Those protesting the current political structure in Egypt are standing at a similar precipice. Mubarak supporters have begun throwing Molotov cocktails and riding through crowds on horse- and camelback armed with whips and sticks. They know that the political tide is turning against them and that the world is standing in solidarity with the peaceful protesters.
So the question again is, "What will you do in the face of violence?" Honestly, I am not sure what I would do. What I do know is that nonviolence is an effective tactic for political change — political change that the people of Egypt deserve.
With funding and support from UUSC, Hands Across the Mideast Support Alliance (HAMSA) translated into Arabic The Montgomery Story [PDF], a 1958 comic book about the U.S. civil-rights movement and nonviolence. Referring to the protests in Egypt, Nasser Weddady of HAMSA recently told UUSC, "This is their Birmingham; this is their own civil-rights movement." As this struggle continues to escalate, we know that it will not be won without sacrifice and loss — but it is a fight that they will win.
To the protestors in Egypt: please do not let those who do seek to oppress you steer you from your path of nonviolent protest.
"Nonviolence is a powerful and just weapon, which cuts without wounding and ennobles the man who wields it. It is a sword that heals." —Martin Luther King Jr.
واللاعنف هي قوى وعادلة دون قطع السلاح الذي جرح رجل كان وجودا حيث. فمن يداوي سيفا. —Martin Luther King Jr.
As you stand strong, we stand in solidarity with you.
Submitted by Anna Bartlett on Tue, 02/01/2011 - 2:18pm.
Much has been made about the role of social media in the recent political uprisings in Tunisia, Egypt, and elsewhere across the Middle East and North Africa. But it's important to remember that, while these are powerful tools for messaging, organizing, and sending out information, they must be backed up by people willing to do the hard work of standing up for their rights.

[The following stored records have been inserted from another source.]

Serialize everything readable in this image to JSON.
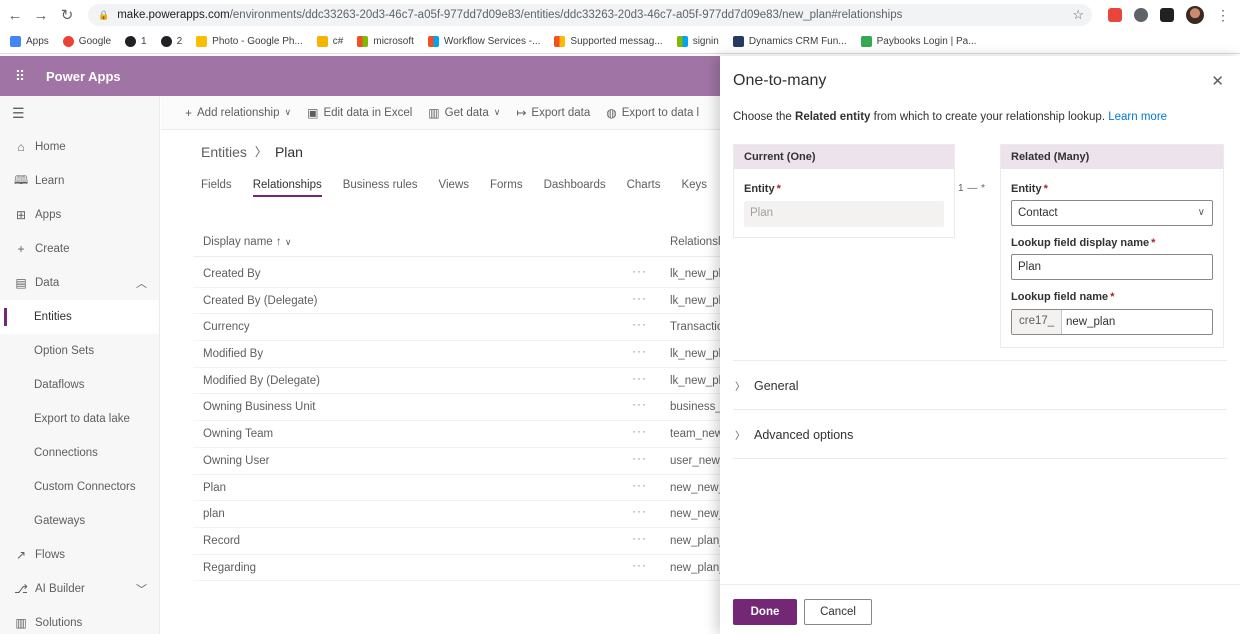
{
  "browser": {
    "url_host": "make.powerapps.com",
    "url_path": "/environments/ddc33263-20d3-46c7-a05f-977dd7d09e83/entities/ddc33263-20d3-46c7-a05f-977dd7d09e83/new_plan#relationships",
    "bookmarks": [
      "Apps",
      "Google",
      "1",
      "2",
      "Photo - Google Ph...",
      "c#",
      "microsoft",
      "Workflow Services -...",
      "Supported messag...",
      "signin",
      "Dynamics CRM Fun...",
      "Paybooks Login | Pa..."
    ]
  },
  "header": {
    "title": "Power Apps"
  },
  "sidebar": {
    "items": [
      {
        "label": "Home",
        "icon": "home-icon",
        "glyph": "⌂"
      },
      {
        "label": "Learn",
        "icon": "book-icon",
        "glyph": "🕮"
      },
      {
        "label": "Apps",
        "icon": "apps-icon",
        "glyph": "⊞"
      },
      {
        "label": "Create",
        "icon": "plus-icon",
        "glyph": "+"
      },
      {
        "label": "Data",
        "icon": "database-icon",
        "glyph": "▤"
      },
      {
        "label": "Entities"
      },
      {
        "label": "Option Sets"
      },
      {
        "label": "Dataflows"
      },
      {
        "label": "Export to data lake"
      },
      {
        "label": "Connections"
      },
      {
        "label": "Custom Connectors"
      },
      {
        "label": "Gateways"
      },
      {
        "label": "Flows",
        "icon": "flow-icon",
        "glyph": "↗"
      },
      {
        "label": "AI Builder",
        "icon": "ai-builder-icon",
        "glyph": "⎇"
      },
      {
        "label": "Solutions",
        "icon": "solutions-icon",
        "glyph": "▥"
      }
    ]
  },
  "commandbar": {
    "add_relationship": "Add relationship",
    "edit_excel": "Edit data in Excel",
    "get_data": "Get data",
    "export_data": "Export data",
    "export_lake": "Export to data l"
  },
  "breadcrumb": {
    "parent": "Entities",
    "current": "Plan"
  },
  "tabs": [
    "Fields",
    "Relationships",
    "Business rules",
    "Views",
    "Forms",
    "Dashboards",
    "Charts",
    "Keys",
    "D"
  ],
  "grid": {
    "col_name": "Display name ↑",
    "col_rel": "Relationsl",
    "rows": [
      {
        "name": "Created By",
        "rel": "lk_new_plan"
      },
      {
        "name": "Created By (Delegate)",
        "rel": "lk_new_plan"
      },
      {
        "name": "Currency",
        "rel": "Transaction"
      },
      {
        "name": "Modified By",
        "rel": "lk_new_plan"
      },
      {
        "name": "Modified By (Delegate)",
        "rel": "lk_new_plan"
      },
      {
        "name": "Owning Business Unit",
        "rel": "business_u"
      },
      {
        "name": "Owning Team",
        "rel": "team_new_"
      },
      {
        "name": "Owning User",
        "rel": "user_new_"
      },
      {
        "name": "Plan",
        "rel": "new_new_p"
      },
      {
        "name": "plan",
        "rel": "new_new_p"
      },
      {
        "name": "Record",
        "rel": "new_plan_"
      },
      {
        "name": "Regarding",
        "rel": "new_plan_"
      }
    ],
    "row_menu": "···"
  },
  "panel": {
    "title": "One-to-many",
    "close": "✕",
    "desc_pre": "Choose the ",
    "desc_bold": "Related entity",
    "desc_post": " from which to create your relationship lookup. ",
    "learn_more": "Learn more",
    "current_header": "Current (One)",
    "related_header": "Related (Many)",
    "entity_label": "Entity",
    "required_mark": "*",
    "current_entity": "Plan",
    "connector": "1 — *",
    "related_entity": "Contact",
    "lookup_display_label": "Lookup field display name",
    "lookup_display_value": "Plan",
    "lookup_name_label": "Lookup field name",
    "lookup_prefix": "cre17_",
    "lookup_name_value": "new_plan",
    "general": "General",
    "advanced": "Advanced options",
    "done": "Done",
    "cancel": "Cancel"
  }
}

It wasn't a tweet that began the mass protests in Tunisia, is was a young man who tragically took his own life in protest over the abysmal economic and political restrictions in his country that left him feeling trapped, with no other way to express his discontent other than self-immolation. It was that act that sparked what had been smoldering for decades amongst people who longed to live free of oppression and fear and have a say in the role of government in their lives. People began taking to the streets out of their own sense of righteousness — not because something was trending on Twitter.
But it is also true that the Internet has provided a pivotal role in these uprisings. Without Twitter, Facebook, and YouTube capturing the words and images of the street protests, the rest of the world may not have understood so easily the scope of the protests. Without an Internet connection, how many people would have been able to see the now-famous images of peaceful protesters being met with water cannons and tanks on the Qasr al-Nil Bridge?
Social media is a powerful tool for activists, but it is not the only tool. The Internet has been shut down in Egypt since last Thursday, yet the protesters' efforts only continue to grow. The question now becomes: how can we continue to use these tools in new and effective ways to ensure that those who have worked so hard for positive change are able to finally achieve their goals?
Check out these related news items:
- Nasser Weddady, from UUSC partner the Hands Across the Mideast Support Alliance, discusses the role of social media in the Egyptian uprisings (CNN video).
- Google creates Twitter workaround to enable Egyptians to post (Reuters).